What is the true price of technological progress?
Over one hundred years ago, Jung predicted man’s struggle with his humanity in the face of industrialisation. He wrote quite eloquently about the rise of depression resulting from us struggling to redefining our self-worth having lost our sense of purpose to the rise of the machines. A century later, we face another wave of technological change that will surely deeply impact society. The Economist outlines the case for the third wave of industrialisation with the introduction of 3D printing in manufacturing. Here at Celent, we’ve been pondering the wonders (and impact on insurance) of growing your own clothes and flying cars.
We should take the time to celebrate and marvel at the ingenuity of man to continuously drive such innovation. Man’s innovation has opened up new ways of working as a society and new opportunities for the individuals within that society. More recent innovation has brought us new ways of communicating, and new tools to do it with.
But Sherry Turkle *, MIT professor makes a great case for the true price of this connectedness. In her research, she interviewed a 16-year-old boy who relies on texting for almost everything says to her, “Someday, someday, but certainly not now, I’d like to learn how to have a conversation”.
Skype has recently pushed out a huge ad campaign throughout the London tube highlighting where we could use Skype calls, and making digs at Twitter (“140 characters doesn’t equal staying in touch” and my favourite “”When did it become okay to text Mom Happy Birthday?”).
When did we lose the courage to have conversations face to face? As Ms Turkle says, human relationships are messy and demanding but who hasn’t felt the joy of having a truly open and honest conversation with another human being. It’s a poignant moment in mankind’s evolution when we reflect on just how much time we spend giving the right/perfect impression of ourselves to the outside world. Technology allows time to fine tune what we say, to reflect only the joyful and perfect moments in our lives.

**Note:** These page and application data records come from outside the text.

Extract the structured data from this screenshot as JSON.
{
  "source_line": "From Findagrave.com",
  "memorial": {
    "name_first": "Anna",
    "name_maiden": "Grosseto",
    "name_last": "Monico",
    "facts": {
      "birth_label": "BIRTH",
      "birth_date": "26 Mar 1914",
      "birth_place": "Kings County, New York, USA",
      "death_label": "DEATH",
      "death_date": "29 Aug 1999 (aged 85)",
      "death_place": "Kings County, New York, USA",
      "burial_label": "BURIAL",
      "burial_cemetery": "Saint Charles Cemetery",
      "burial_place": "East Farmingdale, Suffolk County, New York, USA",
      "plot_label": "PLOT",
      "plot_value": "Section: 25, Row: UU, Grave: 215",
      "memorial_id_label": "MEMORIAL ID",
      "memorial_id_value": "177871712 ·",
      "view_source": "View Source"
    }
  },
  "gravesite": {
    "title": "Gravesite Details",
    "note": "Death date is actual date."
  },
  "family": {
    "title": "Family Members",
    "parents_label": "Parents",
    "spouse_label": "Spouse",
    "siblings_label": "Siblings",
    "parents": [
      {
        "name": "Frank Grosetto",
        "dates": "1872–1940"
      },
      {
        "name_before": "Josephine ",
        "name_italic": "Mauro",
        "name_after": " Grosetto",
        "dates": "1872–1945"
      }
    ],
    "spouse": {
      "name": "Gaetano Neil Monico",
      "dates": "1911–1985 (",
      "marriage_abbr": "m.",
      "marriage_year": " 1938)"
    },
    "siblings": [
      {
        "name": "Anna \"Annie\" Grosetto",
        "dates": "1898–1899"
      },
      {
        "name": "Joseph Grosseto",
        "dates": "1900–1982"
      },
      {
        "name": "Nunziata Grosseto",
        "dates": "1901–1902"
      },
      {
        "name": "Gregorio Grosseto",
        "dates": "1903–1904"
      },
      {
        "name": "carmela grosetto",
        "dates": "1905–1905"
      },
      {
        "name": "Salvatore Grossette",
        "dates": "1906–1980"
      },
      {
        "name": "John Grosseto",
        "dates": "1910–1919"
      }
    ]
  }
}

I’ve seen this in other aspects of my life and in many ways these are more egregious points. I expect these are familiar to you too:
- 1. The HR department who makes an announcement of significant organisational restructuring via a group email – and only via email. (When did it become OK to end personal or professional relationships via email or texts?)
- The Divisional head who lambasts his team via email for bad behaviour when it’s really only directed at one team member. (When did it become ok to use technology to be a lousy manager?)
- The family at the restaurant who don’t talk to each other over dinner as they are too busy typing into mobile phones, or watching TV on tablets. (When did it become ok not to talk to each other at dinner?)
Another beautiful point made by Ms Turkle is that face to face conversation unfolds slowly and this teaches us patience. It worries me that our attention span seems to get shorter as the years go by. Information needs to be delivered in short sharp chunks otherwise boredom sets in. Can we truly absorb what is going on around us with one eye on the TV and another on the Blackberry?
I expect this post is not what you might expect from a technology analyst. And you are wondering the link to insurance – a mandatory requirement in most of our blogs. But my point is just that – insurance is about personal relationships, about people often in times of crisis. This is personal. Life is messy and imperfect – let us not use technology to recast the world into something it is not. Let’s not trade our humanity for progress.
* Sherry Turkle is a psychologist and professor at M.I.T. and the author of the fascinating “Alone Together: Why We Expect More From Technology and Less From Each Other.” Check TED.com for her presentations.